The album’s lead single ‘Missing U’, which was released in August, is a glittering and triumphant opener. A classic Robyn track, lyrically and sonically, with undulating synths and themes of loss and loneliness, but always glazed over with a sense of optimism. Of course, it’s danceable too. Her voice sounds as smooth as ever and it’s truly an impeccable return to form.
Things take a darker turn on ‘Human Being’, with the production sounding instantly more primal. On this track, Robyn demands forgiveness and respect, repeating ‘Baby don’t give up on me now, I’m a human being’, like it’s a mantra. The lyrics epitomise the artist’s internal conflict between wanting to create meaningful art and the desire to reach a wider audience, without the negative consquences of fame, such as the difficulty of separating their artistry from their personal life.
3 songs in, and you’re already on an emotional rollercoaster. ‘Because It’s In The Music’ is shimmering and playful. There seems to be a subtle oriental influence in the production and the strings on this track do a great job of adding even more power and emphasis to her already incredible vocals.
The album does start to lull a little in the middle, until the title track ‘Honey’, which is the second single to be lifted from the record. Whilst it’s not as immediately captivating as ‘Missing U’, it really serves as the heart of the album. The line ‘Come get your honey’ – and the way that she sings it – completely sums up the mood of the whole record. It’s sensual and alluring, but also dark, as though Robyn is acknowledging how empowering it can be to be single and to have the power to attract others. On the flipside, she recognises the darkness that this brings, the loneliness and how easy it can be to fall into a state of desperation.
‘Between the Lines’ is (sonically) very interesting, and it’s refreshing to hear something so upbeat after a string of moody, sensual tracks. The robotic voice that Robyn responds to on this track may be off-putting to some listeners, but it feels fitting given that we’re living in the era of Alexa and Siri, where technology is beginning to listen and talk to us. This is coupled with fears over the growth of artificial intelligence (AI) and our increased reliance on technology in order to have meaningful relationships.
‘Beach 2k20’ creates a wonderful atmosphere, sounding like it’s set on a beach where everything is so polished and manufactured to the point that it’s lost its value. The way she says lines such as ‘It’s right on the beach, it’ll be cool’ in a monotonous tone appears to mock the lifestyles of the rich and famous. The song has a simmering beat that never drops too heavily, with bongo drums that give it a relaxed vibe.

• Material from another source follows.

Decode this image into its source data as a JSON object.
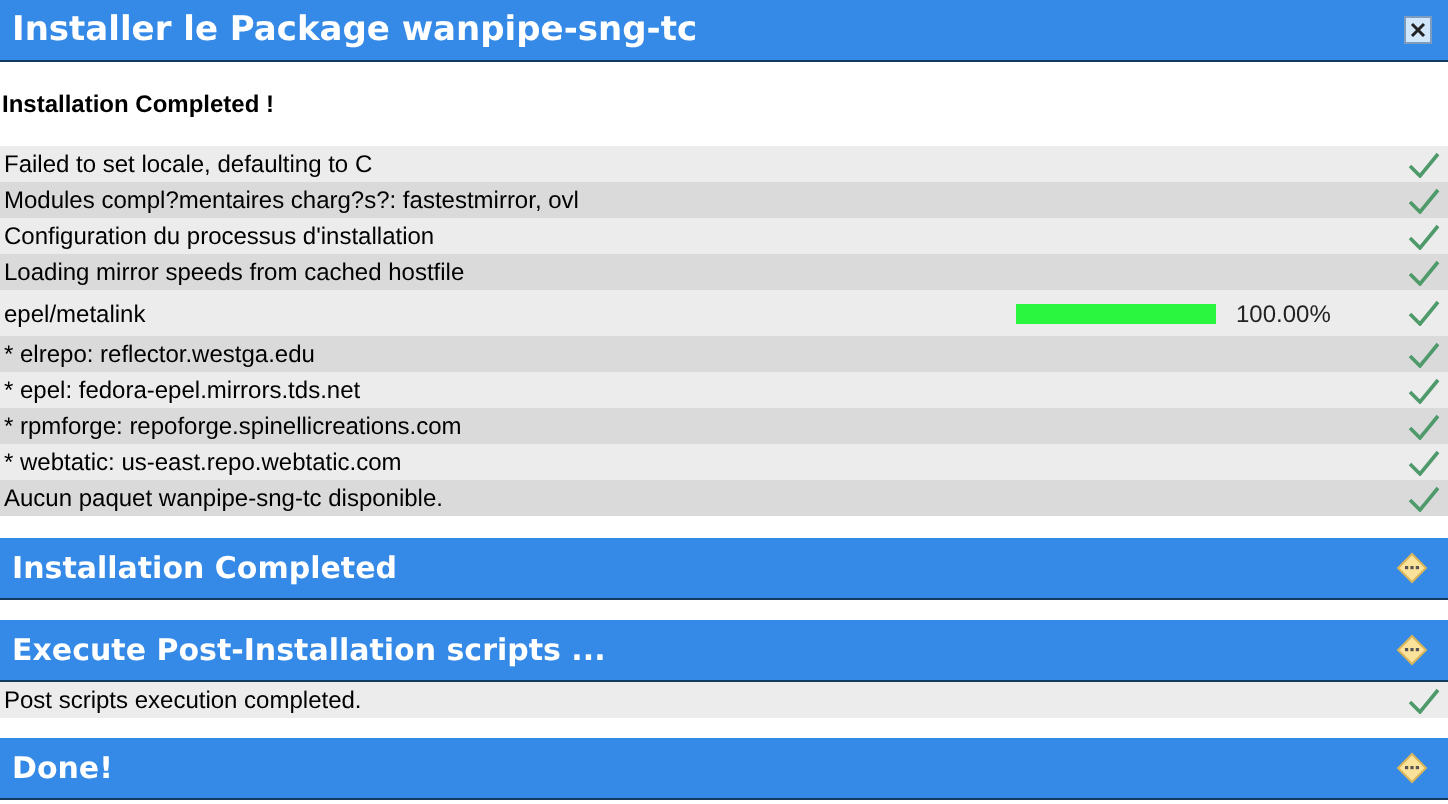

The album concludes with the brilliant ‘Ever Again’, which is brimming with self-confidence. Robyn sounds self-assured, passionately stating ‘Never gonna be broken-hearted ever again, that shit’s out the door’. Like ‘Honey’, it encapsulates the mood of the entire record and demonstrates Robyn’s newfound strength. It’s wonderful to hear her sounding this fresh and the record is absolutely worth the 8 year wait!
‘Honey’ is out now, via Konichiwa Records.